→ Exercise prompt
Restate the data exactly, with nothing altered.

** Opening Input block **

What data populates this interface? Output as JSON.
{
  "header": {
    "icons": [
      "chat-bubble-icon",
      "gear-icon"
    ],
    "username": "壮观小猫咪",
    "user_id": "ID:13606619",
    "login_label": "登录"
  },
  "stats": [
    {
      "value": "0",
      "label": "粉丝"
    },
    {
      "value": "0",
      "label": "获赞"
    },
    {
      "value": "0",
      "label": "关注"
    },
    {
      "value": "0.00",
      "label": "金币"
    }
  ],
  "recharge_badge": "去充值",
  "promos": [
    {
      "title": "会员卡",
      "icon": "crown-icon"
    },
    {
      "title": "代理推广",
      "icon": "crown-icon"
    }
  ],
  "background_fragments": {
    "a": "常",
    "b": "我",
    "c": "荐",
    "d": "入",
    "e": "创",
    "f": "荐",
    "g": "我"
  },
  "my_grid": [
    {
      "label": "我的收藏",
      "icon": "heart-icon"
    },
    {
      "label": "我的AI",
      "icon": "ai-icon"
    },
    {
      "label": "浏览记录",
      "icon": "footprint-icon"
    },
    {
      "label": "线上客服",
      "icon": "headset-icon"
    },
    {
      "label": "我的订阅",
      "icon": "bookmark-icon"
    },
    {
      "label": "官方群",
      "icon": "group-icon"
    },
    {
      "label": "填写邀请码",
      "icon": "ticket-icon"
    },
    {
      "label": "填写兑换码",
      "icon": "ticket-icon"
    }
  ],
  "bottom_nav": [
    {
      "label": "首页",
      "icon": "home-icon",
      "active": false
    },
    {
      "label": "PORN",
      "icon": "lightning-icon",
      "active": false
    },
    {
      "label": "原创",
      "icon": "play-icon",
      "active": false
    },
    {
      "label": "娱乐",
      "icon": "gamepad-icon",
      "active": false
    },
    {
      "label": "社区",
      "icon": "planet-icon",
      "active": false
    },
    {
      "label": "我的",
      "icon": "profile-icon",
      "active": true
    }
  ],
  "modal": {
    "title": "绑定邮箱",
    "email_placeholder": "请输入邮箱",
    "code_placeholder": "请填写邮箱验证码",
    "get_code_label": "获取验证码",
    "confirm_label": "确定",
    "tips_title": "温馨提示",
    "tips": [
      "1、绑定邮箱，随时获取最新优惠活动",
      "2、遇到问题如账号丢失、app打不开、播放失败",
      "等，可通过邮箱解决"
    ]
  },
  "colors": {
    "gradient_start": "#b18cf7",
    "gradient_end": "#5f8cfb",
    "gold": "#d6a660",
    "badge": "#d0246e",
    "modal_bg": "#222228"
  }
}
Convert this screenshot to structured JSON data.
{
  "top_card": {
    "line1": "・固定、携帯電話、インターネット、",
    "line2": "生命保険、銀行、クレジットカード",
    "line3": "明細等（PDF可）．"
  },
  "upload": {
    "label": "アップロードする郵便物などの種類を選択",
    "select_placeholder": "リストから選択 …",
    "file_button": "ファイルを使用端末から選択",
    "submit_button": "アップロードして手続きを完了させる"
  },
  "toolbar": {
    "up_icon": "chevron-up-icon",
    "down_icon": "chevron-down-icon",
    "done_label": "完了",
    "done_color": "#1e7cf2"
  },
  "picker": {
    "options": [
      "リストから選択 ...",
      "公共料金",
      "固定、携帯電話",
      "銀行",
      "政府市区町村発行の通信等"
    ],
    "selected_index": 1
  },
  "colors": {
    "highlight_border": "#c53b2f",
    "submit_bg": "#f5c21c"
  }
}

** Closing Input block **

→ Exercise output
What data populates this interface? Output as JSON.
{
  "header": {
    "icons": [
      "chat-bubble-icon",
      "gear-icon"
    ],
    "username": "壮观小猫咪",
    "user_id": "ID:13606619",
    "login_label": "登录"
  },
  "stats": [
    {
      "value": "0",
      "label": "粉丝"
    },
    {
      "value": "0",
      "label": "获赞"
    },
    {
      "value": "0",
      "label": "关注"
    },
    {
      "value": "0.00",
      "label": "金币"
    }
  ],
  "recharge_badge": "去充值",
  "promos": [
    {
      "title": "会员卡",
      "icon": "crown-icon"
    },
    {
      "title": "代理推广",
      "icon": "crown-icon"
    }
  ],
  "background_fragments": {
    "a": "常",
    "b": "我",
    "c": "荐",
    "d": "入",
    "e": "创",
    "f": "荐",
    "g": "我"
  },
  "my_grid": [
    {
      "label": "我的收藏",
      "icon": "heart-icon"
    },
    {
      "label": "我的AI",
      "icon": "ai-icon"
    },
    {
      "label": "浏览记录",
      "icon": "footprint-icon"
    },
    {
      "label": "线上客服",
      "icon": "headset-icon"
    },
    {
      "label": "我的订阅",
      "icon": "bookmark-icon"
    },
    {
      "label": "官方群",
      "icon": "group-icon"
    },
    {
      "label": "填写邀请码",
      "icon": "ticket-icon"
    },
    {
      "label": "填写兑换码",
      "icon": "ticket-icon"
    }
  ],
  "bottom_nav": [
    {
      "label": "首页",
      "icon": "home-icon",
      "active": false
    },
    {
      "label": "PORN",
      "icon": "lightning-icon",
      "active": false
    },
    {
      "label": "原创",
      "icon": "play-icon",
      "active": false
    },
    {
      "label": "娱乐",
      "icon": "gamepad-icon",
      "active": false
    },
    {
      "label": "社区",
      "icon": "planet-icon",
      "active": false
    },
    {
      "label": "我的",
      "icon": "profile-icon",
      "active": true
    }
  ],
  "modal": {
    "title": "绑定邮箱",
    "email_placeholder": "请输入邮箱",
    "code_placeholder": "请填写邮箱验证码",
    "get_code_label": "获取验证码",
    "confirm_label": "确定",
    "tips_title": "温馨提示",
    "tips": [
      "1、绑定邮箱，随时获取最新优惠活动",
      "2、遇到问题如账号丢失、app打不开、播放失败",
      "等，可通过邮箱解决"
    ]
  },
  "colors": {
    "gradient_start": "#b18cf7",
    "gradient_end": "#5f8cfb",
    "gold": "#d6a660",
    "badge": "#d0246e",
    "modal_bg": "#222228"
  }
}
Convert this screenshot to structured JSON data.
{
  "top_card": {
    "line1": "・固定、携帯電話、インターネット、",
    "line2": "生命保険、銀行、クレジットカード",
    "line3": "明細等（PDF可）．"
  },
  "upload": {
    "label": "アップロードする郵便物などの種類を選択",
    "select_placeholder": "リストから選択 …",
    "file_button": "ファイルを使用端末から選択",
    "submit_button": "アップロードして手続きを完了させる"
  },
  "toolbar": {
    "up_icon": "chevron-up-icon",
    "down_icon": "chevron-down-icon",
    "done_label": "完了",
    "done_color": "#1e7cf2"
  },
  "picker": {
    "options": [
      "リストから選択 ...",
      "公共料金",
      "固定、携帯電話",
      "銀行",
      "政府市区町村発行の通信等"
    ],
    "selected_index": 1
  },
  "colors": {
    "highlight_border": "#c53b2f",
    "submit_bg": "#f5c21c"
  }
}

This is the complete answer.